NJ using tiny crustaceans to fight mosquitoes
MIDDLE TOWNSHIP, N.J. (AP) -- They've tried blasting them with pesticides, draining the swamps they breed in, infecting them with bacteria, and even employing fish to eat them, but the latest weapon in the battle against mosquitoes is barely visible.
They're called copepods.
New Jersey recently delivered 10,000 of the tiny shrimp-like crustaceans to the Cape May County Department of Mosquito Control. They're already being used to fight mosquitoes in Bergen, Passaic and Morris counties. Ocean County is next on the delivery list and six other counties will follow.
"The days of driving a truck down the street and spraying pesticides are long gone. These copepods can pick up where fish leave off," Administrator Robert Kent, of the state Office of Mosquito Control, told The Press of Atlantic City (http://bit.ly/LNQpYs).
The state uses mosquitofish, fathead minnows, killifish, bluegill and other fish to combat the blood-sucking pests in larger waterways. Sometimes this involves digging ditches, not to drain the swamp as in the early days of mosquito control, but to give the fish access to the mosquitoes.
Copepods, which eat mosquito larvae but not adult mosquitoes, are meant for smaller freshwater applications such as roadside ditches, small pools, and near schools where there are strict regulations limiting pesticides.
Cape May County put some of the copepods in water-filled tires to see how they do in one of the smaller mosquito-breeding environments, but a batch was also delivered Friday afternoon to a scour hole filled with rainwater at Middle Township High School.
"Schools have to use the least toxic alternative or notify the parents. We can use them on school property without notification," said Claudia O'Malley of the state Office of Mosquito Control Coordination.
Reducing the use of pesticides is one of the big selling points. Copepods are natural and native to New Jersey, though this is the farthest north they have ever been used for mosquito control. New Orleans was the first to use copepods, and it taught New Jersey its system of growing them in a laboratory. New Jersey is the only the second state to use them and may be the only one at this point.
"Hurricane Katrina destroyed their facility in New Orleans," Kent said.
They are also inexpensive to produce at the state Department of Agriculture's Philip Alampi Beneficial Insect Rearing Laboratory in West Trenton. Mark Meyer, who works in the laboratory, said it takes about six weeks to make a batch using distilled water and wheat seed as a medium and feeding them paramecium.
"To me, its way cool because I am a bug nerd," Meyer joked.
The state Department of Agriculture is involved because mosquitoes are a vector for Eastern equine encephalitis and West Nile virus, both of which kill horses -- and sometimes people.

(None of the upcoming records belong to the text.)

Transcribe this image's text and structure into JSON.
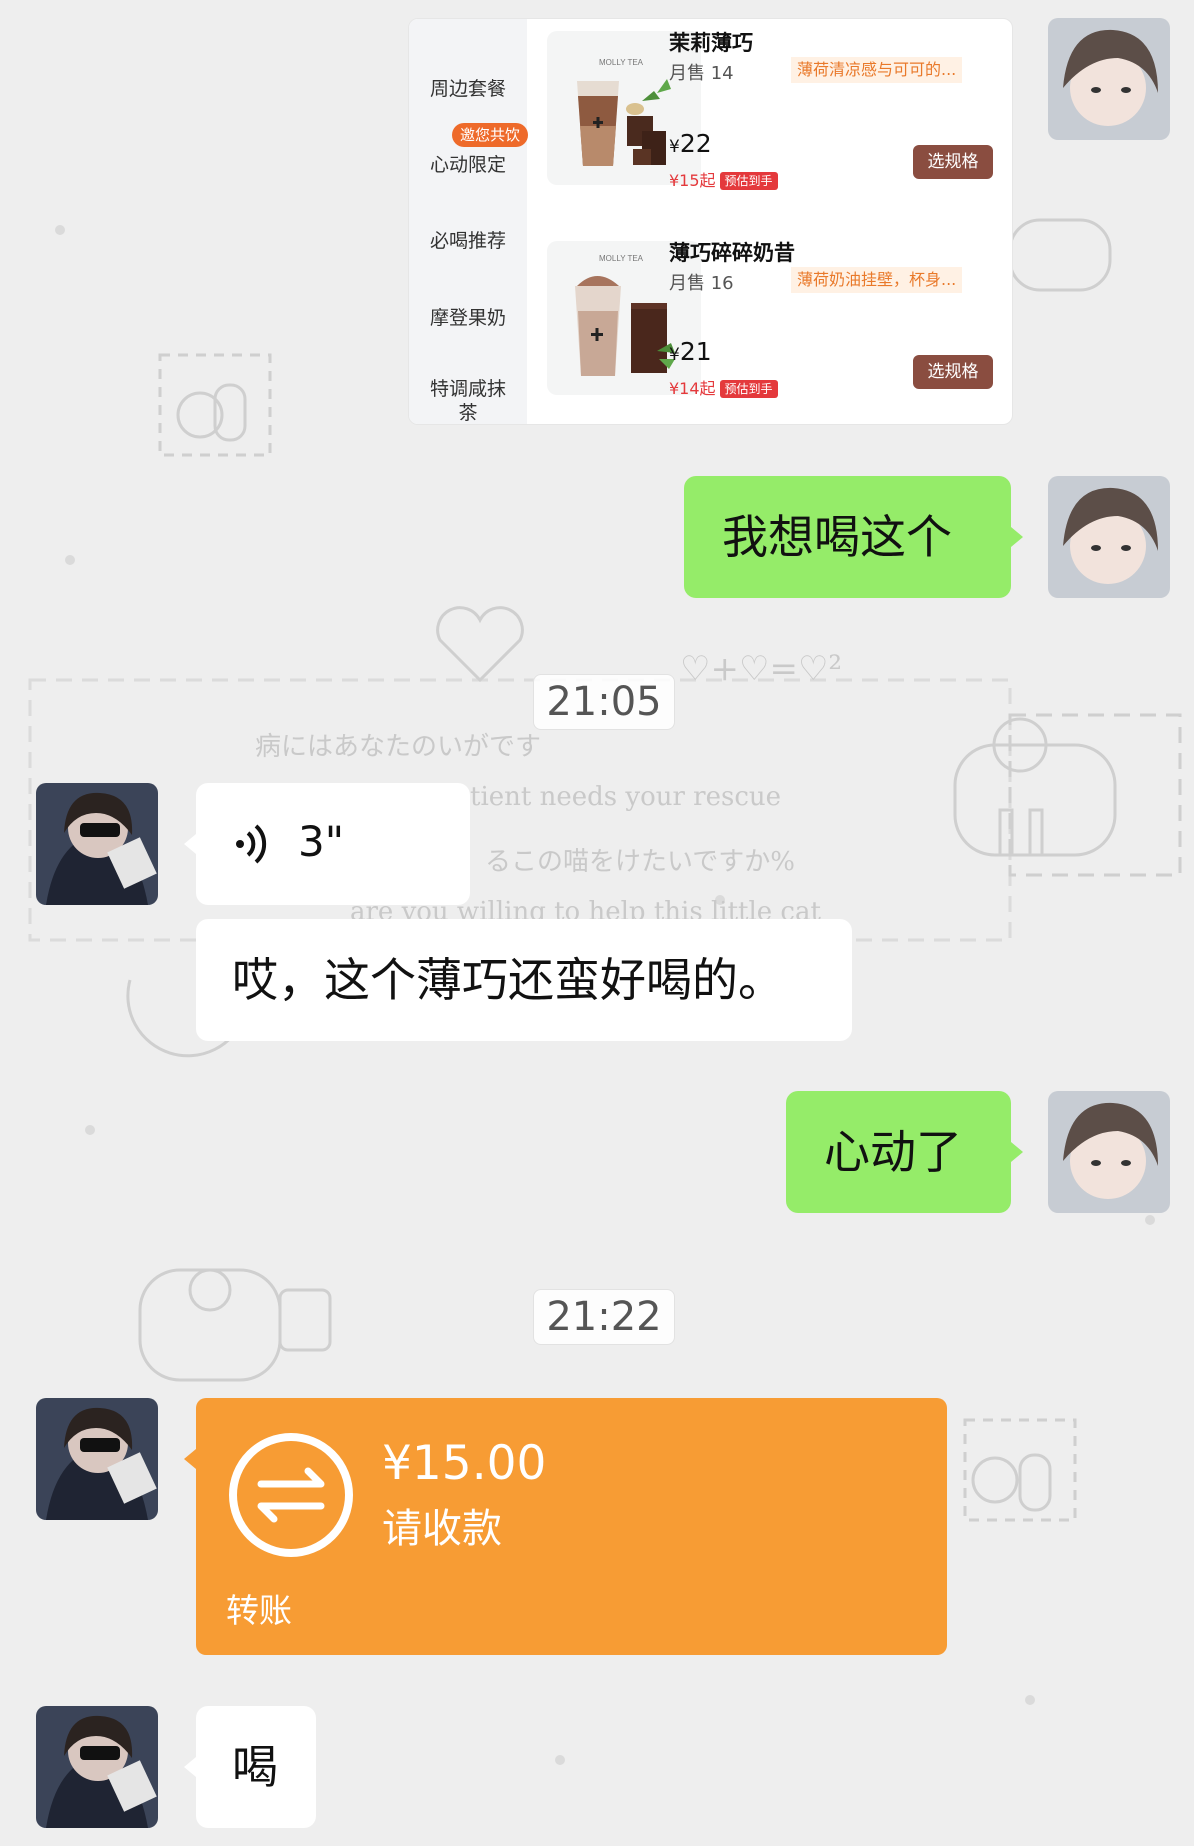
{
  "colors": {
    "sent_bubble": "#95ec69",
    "received_bubble": "#ffffff",
    "transfer_bubble": "#f79c34",
    "spec_button": "#8a4d40",
    "promo_orange": "#e9792a",
    "estimate_red": "#e4393c"
  },
  "background": {
    "text_line1": "病にはあなたのいがです",
    "text_line2": "tient needs your rescue",
    "text_line3": "るこの喵をけたいですか%",
    "text_line4": "are you willing to help this little cat",
    "heart_formula": "♡+♡=♡²"
  },
  "shop_card": {
    "sidebar": [
      "周边套餐",
      "心动限定",
      "必喝推荐",
      "摩登果奶",
      "特调咸抹茶"
    ],
    "sidebar_badge": "邀您共饮",
    "products": [
      {
        "name": "茉莉薄巧",
        "sales": "月售 14",
        "desc": "薄荷清凉感与可可的...",
        "price_symbol": "¥",
        "price": "22",
        "estimate": "¥15起",
        "estimate_tag": "预估到手",
        "button": "选规格",
        "brand": "MOLLY TEA"
      },
      {
        "name": "薄巧碎碎奶昔",
        "sales": "月售 16",
        "desc": "薄荷奶油挂壁，杯身...",
        "price_symbol": "¥",
        "price": "21",
        "estimate": "¥14起",
        "estimate_tag": "预估到手",
        "button": "选规格",
        "brand": "MOLLY TEA"
      }
    ]
  },
  "messages": {
    "msg1": "我想喝这个",
    "time1": "21:05",
    "voice_duration": "3\"",
    "msg2": "哎，这个薄巧还蛮好喝的。",
    "msg3": "心动了",
    "time2": "21:22",
    "transfer_amount": "¥15.00",
    "transfer_label": "请收款",
    "transfer_kind": "转账",
    "msg4": "喝"
  },
  "icons": {
    "voice": "voice-wave-icon",
    "transfer": "transfer-arrows-icon"
  }
}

"The public is not always aware of some of the things protecting them. This will help fight encephalitis," state Agriculture Secretary Douglas Fisher said.
Mosquitoes have long been a pest at the shore -- and the invention of the screen is credited as one of the major developments in the history of the tourism industry.
But they can also be killers. A 1959 outbreak of Eastern equine encephalitis at the New Jersey shore killed 21 people and left about a dozen with brain damage. It also decimated the tourism industry as people canceled hotel reservations and left the shore in droves, reportedly taping quarters to their windows so they wouldn't have to open them at Garden State Parkway toll booths.
A 1968 outbreak killed six people and about 100 horses. In 1994 an outbreak killed seven horses and 10 emus. So far this year, there has only been one case. A horse in Burlington County was euthanized in May.
"We have a tourist business worth $5.1 billion (per year) in the county of Cape May. If we had a mosquito-borne illness, or outbreak, in this county it would hurt our economy," said Freeholder Director Gerald Thornton.
Such outbreaks are relatively rare and the public has been against heavy pesticide use since DDT was banned almost four decades ago. The agencies paid to control mosquitoes are always looking for safer alternatives.
Peter Bozak, Cape May County's director of Mosquito Control, set up a test plot with six small water holes. He put copepods in four of them and left two as control plots. He will follow the progress to see how many mosquito larvae are eaten and at what stage in their development. Mosquitoes hatch from eggs and then go through several stages toward adulthood.
The hope is birds and other wildlife will move the copepods around.
"We're trying to use our native species and take pesticides out of the environment," Bozak said.